Shana Moore wrote:
[quote="AAAhmed46]You can move away from it, or you can "Wave" to it. [...]It teaches 'rolling' with the punches. You can also use it to get a hold of a limb,[...]Moving with the strike gives you a choice to train one of two things: Body toughening and mental toughening or a form of evasion. If you take the strike, your conditioning. If you don't, your moving with it and avoid getting hit.
Thanks Adam, that makes sense. I can grasp the basics of this mentally, but I think, as you imply, it takes a lot of partner work. Cool stuff!
[quote="AAAhmed46]I find for sparring/fighting bag and pad work help more for not gassing in an exchange, while the running is overall good for you, and great for footwork. Basically stamina while using movement(Does this make sense?)
I had a boxing coach(www.realselfdefensecenter.com
) say that stamina for exchanges and grappling isn't as areobic as footwork.
What do you guys say?[/quote]
Is it that exchanges and grappling involve conscious targeted thought as well as action, whereas basic cardio can sometimes be a mindless or mind unconnected activity? So doing bag work, etc. builds in that physical-mental stamina instead of just "doing it"?
Yep, lots of partner work.
As for stamina, let me put it like this:
Sparring consists of striking at your opponents, as well as moving around. When it comes to movement, such as moving toward, away from, to the side or around your opponent, i find running really helps alot. Running resembles it enough to improve just how long you can move around.
But when it comes for actually punching, kicking, exchanges, it's either aneorobic or just different, but i find hitting the bag and padwork help more. Maybe just because it's similar to the actual activity or something else.
Ive seen guys who have run triathlons gas within five minutes of boxing and wrestling.

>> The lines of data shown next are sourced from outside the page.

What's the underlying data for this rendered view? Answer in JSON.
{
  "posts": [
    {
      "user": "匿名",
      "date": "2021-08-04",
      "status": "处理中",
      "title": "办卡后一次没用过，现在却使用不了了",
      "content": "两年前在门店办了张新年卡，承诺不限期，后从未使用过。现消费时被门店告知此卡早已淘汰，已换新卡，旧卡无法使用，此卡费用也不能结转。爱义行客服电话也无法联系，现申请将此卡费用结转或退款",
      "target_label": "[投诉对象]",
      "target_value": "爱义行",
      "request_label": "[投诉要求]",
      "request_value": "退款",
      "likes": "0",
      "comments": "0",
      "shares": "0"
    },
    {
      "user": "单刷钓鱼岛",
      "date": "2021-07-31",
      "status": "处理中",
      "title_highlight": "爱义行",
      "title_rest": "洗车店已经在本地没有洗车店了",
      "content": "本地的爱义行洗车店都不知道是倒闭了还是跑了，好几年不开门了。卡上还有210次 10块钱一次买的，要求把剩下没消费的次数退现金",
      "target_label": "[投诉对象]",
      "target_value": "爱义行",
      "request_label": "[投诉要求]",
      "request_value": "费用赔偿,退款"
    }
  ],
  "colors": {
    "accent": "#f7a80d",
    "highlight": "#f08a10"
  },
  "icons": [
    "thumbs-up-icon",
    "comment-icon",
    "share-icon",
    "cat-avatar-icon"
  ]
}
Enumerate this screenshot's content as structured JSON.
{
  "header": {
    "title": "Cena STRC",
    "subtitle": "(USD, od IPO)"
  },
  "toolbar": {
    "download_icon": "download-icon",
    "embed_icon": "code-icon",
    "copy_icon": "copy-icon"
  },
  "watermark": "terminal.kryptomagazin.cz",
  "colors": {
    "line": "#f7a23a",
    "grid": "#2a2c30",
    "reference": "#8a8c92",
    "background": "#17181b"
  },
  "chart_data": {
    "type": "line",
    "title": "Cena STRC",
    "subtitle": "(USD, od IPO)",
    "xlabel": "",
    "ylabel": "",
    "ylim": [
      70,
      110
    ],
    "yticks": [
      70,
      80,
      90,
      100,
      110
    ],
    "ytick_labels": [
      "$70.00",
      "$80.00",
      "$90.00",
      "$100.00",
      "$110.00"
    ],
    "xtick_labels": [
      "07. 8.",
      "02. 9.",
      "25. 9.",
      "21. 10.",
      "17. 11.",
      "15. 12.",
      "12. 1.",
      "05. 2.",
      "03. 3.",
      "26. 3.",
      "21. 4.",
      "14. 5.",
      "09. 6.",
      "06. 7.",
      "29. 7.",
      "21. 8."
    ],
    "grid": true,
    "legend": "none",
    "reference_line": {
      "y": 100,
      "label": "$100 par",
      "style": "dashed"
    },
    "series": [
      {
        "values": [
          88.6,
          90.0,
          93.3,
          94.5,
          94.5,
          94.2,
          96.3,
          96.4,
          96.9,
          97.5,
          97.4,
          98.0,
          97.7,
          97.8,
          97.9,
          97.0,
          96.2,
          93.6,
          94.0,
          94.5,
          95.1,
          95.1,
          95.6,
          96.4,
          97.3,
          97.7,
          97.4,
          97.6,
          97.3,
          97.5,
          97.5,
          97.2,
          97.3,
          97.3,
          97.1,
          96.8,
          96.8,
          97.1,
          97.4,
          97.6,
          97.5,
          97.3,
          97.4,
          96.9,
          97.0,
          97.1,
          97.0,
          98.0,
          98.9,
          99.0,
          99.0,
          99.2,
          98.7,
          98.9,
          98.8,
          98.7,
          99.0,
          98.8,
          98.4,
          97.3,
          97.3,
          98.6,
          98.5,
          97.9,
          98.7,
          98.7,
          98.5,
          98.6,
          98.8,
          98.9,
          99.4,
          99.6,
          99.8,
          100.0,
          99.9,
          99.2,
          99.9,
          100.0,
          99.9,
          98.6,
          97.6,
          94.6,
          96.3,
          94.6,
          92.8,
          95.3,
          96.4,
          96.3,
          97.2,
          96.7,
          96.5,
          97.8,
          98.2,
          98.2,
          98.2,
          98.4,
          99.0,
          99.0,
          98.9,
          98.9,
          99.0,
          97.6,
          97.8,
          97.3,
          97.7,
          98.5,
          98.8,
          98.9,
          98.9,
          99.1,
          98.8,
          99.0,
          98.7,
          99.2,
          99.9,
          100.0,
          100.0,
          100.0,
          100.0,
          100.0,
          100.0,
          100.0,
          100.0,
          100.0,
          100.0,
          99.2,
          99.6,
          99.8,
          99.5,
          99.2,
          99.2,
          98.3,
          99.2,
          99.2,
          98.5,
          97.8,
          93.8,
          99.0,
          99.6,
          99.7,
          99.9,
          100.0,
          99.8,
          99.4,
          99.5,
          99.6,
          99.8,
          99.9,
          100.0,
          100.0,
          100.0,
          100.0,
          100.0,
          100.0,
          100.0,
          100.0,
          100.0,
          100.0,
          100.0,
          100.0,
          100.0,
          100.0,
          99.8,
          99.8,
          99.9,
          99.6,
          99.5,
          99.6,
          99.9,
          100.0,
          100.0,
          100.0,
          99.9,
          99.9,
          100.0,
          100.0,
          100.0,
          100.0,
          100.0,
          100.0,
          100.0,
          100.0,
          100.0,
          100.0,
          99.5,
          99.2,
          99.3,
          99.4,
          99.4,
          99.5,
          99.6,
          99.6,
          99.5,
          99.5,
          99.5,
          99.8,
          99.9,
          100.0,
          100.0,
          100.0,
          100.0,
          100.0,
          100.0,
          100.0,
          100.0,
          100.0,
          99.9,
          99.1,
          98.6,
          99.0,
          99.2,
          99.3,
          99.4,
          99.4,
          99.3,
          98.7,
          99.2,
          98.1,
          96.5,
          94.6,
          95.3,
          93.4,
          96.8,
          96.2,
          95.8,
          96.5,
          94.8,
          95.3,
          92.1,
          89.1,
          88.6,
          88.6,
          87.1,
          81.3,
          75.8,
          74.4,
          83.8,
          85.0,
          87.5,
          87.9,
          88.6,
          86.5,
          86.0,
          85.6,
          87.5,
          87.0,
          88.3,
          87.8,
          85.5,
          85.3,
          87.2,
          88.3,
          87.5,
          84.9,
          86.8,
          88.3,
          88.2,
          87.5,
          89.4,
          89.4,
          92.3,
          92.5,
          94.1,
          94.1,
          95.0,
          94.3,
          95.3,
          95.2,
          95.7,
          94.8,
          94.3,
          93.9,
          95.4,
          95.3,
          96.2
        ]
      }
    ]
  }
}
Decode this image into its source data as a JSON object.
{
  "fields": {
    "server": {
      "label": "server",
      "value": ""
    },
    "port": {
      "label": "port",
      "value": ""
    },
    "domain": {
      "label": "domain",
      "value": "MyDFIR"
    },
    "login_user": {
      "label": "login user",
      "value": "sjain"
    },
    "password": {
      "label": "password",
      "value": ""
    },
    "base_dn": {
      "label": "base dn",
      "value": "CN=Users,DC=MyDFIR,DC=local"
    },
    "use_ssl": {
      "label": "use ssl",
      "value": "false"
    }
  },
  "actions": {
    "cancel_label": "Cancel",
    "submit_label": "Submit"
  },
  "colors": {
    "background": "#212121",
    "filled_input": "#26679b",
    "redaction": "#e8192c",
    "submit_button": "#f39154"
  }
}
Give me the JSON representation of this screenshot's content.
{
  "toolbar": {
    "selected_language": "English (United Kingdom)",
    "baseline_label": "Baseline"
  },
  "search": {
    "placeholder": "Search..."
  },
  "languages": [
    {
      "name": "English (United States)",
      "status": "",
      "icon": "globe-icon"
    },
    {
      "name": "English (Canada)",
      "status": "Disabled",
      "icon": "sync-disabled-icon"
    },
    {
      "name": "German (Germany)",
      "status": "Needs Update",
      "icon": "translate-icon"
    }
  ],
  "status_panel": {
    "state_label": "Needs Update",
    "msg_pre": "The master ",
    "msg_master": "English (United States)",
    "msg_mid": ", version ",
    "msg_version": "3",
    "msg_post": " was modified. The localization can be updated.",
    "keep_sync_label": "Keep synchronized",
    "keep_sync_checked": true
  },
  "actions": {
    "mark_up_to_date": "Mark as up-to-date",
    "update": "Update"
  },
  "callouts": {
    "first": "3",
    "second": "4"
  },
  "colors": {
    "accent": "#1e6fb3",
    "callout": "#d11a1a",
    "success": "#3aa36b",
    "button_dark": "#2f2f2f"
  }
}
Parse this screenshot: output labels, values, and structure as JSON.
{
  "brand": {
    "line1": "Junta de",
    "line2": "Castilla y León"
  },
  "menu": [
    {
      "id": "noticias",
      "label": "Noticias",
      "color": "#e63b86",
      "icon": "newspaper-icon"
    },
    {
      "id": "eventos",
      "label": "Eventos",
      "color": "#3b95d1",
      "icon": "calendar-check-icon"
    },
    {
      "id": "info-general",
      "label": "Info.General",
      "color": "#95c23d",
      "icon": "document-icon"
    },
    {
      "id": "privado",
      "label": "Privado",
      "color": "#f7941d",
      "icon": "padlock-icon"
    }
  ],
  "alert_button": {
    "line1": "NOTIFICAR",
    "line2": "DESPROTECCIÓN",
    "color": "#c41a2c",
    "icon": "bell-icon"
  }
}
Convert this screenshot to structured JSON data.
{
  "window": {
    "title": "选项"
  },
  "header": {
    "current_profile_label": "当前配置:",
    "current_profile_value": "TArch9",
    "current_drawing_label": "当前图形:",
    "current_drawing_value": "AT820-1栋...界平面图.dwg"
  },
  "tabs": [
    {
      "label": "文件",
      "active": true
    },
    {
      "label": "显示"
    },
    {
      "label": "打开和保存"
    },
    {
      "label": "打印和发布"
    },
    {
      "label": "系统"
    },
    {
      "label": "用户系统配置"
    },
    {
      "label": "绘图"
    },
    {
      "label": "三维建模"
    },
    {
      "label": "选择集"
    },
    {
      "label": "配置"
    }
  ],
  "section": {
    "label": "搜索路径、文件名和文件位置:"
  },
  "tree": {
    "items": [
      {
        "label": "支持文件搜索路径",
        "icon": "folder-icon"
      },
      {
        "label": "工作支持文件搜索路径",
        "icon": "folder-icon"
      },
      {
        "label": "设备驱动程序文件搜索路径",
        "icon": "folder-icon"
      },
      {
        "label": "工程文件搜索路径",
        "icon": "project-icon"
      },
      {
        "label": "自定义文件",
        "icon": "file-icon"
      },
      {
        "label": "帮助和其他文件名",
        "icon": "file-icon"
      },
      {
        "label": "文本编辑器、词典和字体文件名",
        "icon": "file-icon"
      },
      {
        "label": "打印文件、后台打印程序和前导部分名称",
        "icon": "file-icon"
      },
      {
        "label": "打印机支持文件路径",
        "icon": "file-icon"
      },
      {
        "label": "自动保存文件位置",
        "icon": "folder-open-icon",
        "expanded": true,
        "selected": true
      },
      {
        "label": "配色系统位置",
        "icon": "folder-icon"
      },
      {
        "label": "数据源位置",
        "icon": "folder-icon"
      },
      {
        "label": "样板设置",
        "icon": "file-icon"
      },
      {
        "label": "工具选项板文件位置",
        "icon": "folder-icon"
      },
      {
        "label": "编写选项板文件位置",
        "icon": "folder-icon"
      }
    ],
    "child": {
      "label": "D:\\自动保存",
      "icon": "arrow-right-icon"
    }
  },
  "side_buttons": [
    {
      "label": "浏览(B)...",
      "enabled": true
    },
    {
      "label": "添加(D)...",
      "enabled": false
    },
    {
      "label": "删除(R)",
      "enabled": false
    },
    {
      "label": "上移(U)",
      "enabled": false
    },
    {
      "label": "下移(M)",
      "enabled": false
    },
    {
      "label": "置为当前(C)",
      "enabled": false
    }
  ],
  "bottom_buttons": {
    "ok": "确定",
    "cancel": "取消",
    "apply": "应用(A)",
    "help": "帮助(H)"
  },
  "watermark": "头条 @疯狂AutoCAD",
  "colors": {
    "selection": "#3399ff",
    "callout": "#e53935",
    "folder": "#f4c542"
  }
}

Ive seen an amateur boxer gas within minutes of BJJ.
....keep in mind, i could also be horribly horribly wrong about this.